- Records for the task
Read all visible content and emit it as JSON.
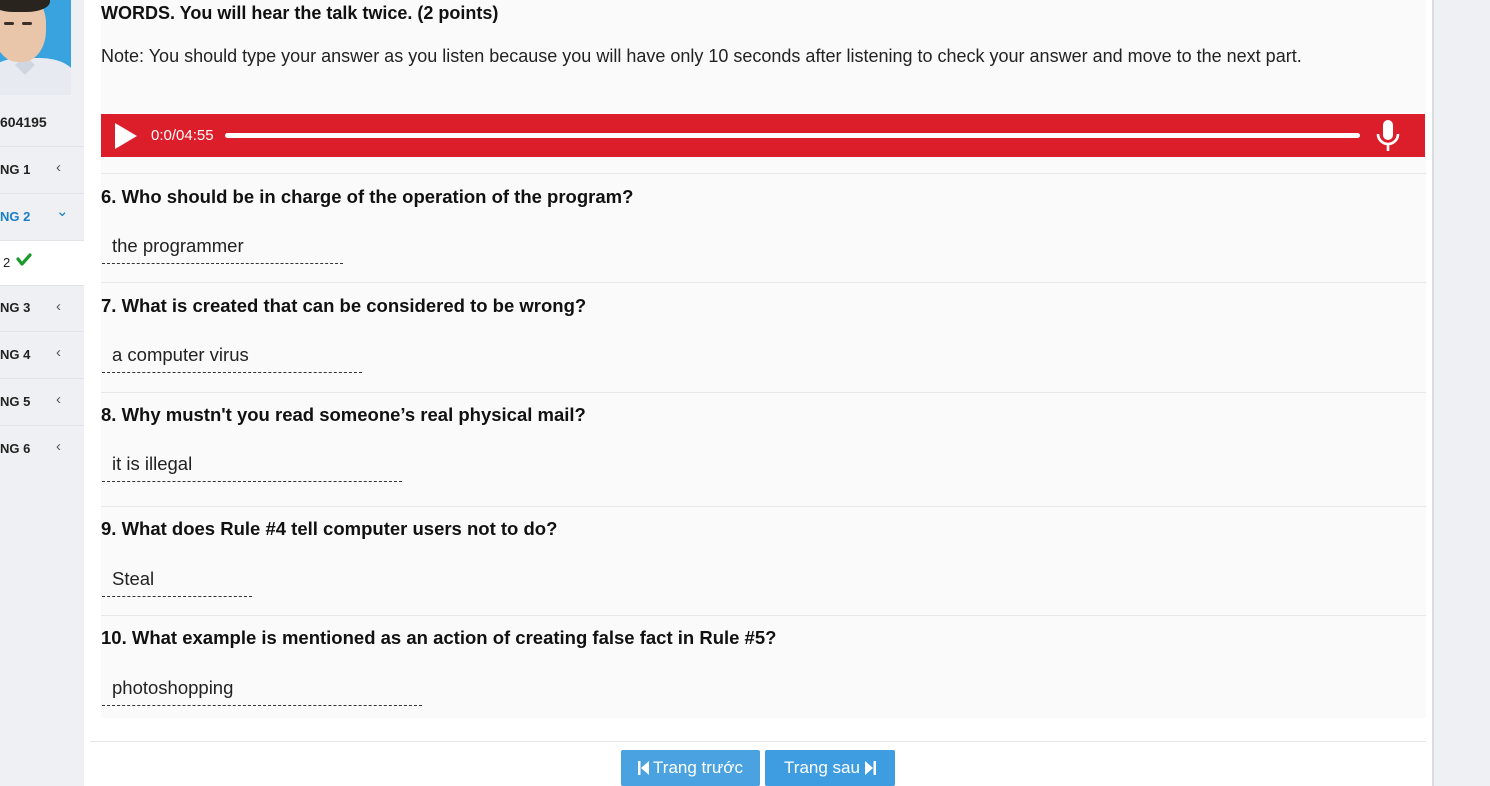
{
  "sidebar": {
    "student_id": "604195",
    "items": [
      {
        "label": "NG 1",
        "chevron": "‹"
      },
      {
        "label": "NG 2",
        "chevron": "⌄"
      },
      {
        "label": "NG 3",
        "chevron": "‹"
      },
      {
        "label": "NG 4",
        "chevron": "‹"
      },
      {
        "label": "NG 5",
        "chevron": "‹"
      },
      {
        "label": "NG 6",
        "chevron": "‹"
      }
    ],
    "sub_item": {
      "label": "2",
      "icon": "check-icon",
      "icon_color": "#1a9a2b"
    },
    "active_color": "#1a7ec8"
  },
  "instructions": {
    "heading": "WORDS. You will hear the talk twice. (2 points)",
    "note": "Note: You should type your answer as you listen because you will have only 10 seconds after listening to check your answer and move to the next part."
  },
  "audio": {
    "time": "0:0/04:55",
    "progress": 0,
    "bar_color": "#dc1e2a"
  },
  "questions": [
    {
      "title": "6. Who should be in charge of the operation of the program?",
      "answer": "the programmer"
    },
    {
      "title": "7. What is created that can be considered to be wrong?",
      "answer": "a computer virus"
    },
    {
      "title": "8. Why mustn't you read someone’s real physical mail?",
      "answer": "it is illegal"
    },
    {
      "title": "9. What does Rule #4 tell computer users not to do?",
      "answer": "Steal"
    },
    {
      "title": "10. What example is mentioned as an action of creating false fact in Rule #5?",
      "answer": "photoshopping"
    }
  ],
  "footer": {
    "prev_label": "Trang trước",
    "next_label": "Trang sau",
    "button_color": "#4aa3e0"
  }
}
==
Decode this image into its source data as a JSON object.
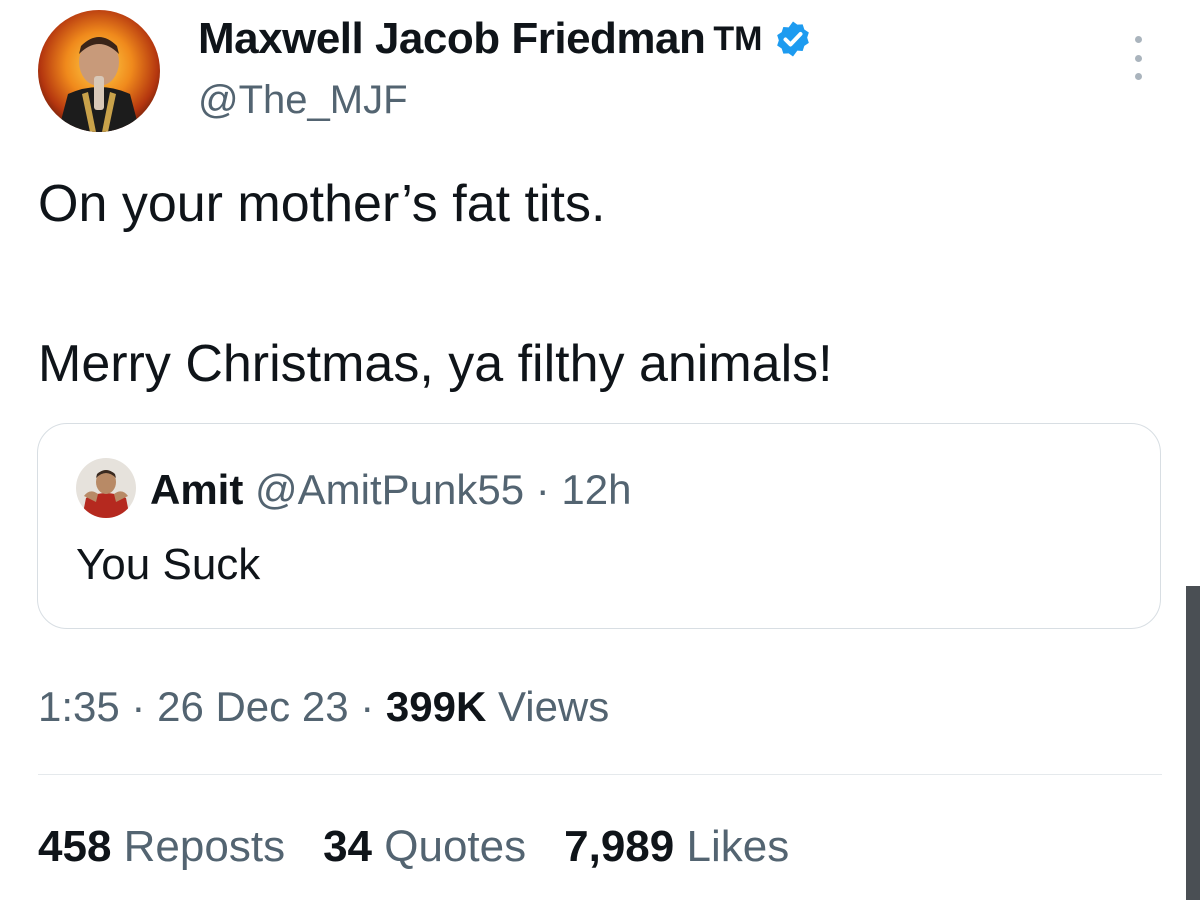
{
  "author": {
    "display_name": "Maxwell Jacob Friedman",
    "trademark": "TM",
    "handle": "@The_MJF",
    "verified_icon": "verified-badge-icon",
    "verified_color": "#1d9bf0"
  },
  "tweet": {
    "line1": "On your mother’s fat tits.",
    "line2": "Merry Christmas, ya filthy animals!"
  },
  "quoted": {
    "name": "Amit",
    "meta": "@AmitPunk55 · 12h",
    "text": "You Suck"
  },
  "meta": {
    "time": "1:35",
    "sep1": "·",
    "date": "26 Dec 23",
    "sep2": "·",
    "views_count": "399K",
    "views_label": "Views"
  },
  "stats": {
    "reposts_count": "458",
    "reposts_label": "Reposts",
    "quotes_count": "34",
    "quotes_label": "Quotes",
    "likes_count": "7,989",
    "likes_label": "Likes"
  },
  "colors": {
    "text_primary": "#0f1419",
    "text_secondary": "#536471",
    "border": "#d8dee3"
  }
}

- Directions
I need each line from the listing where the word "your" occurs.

- The completed task
    "note": "Note: You should type your answer as you listen because you will have only 10 seconds after listening to check your answer and move to the next part."
    "line1": "On your mother’s fat tits.",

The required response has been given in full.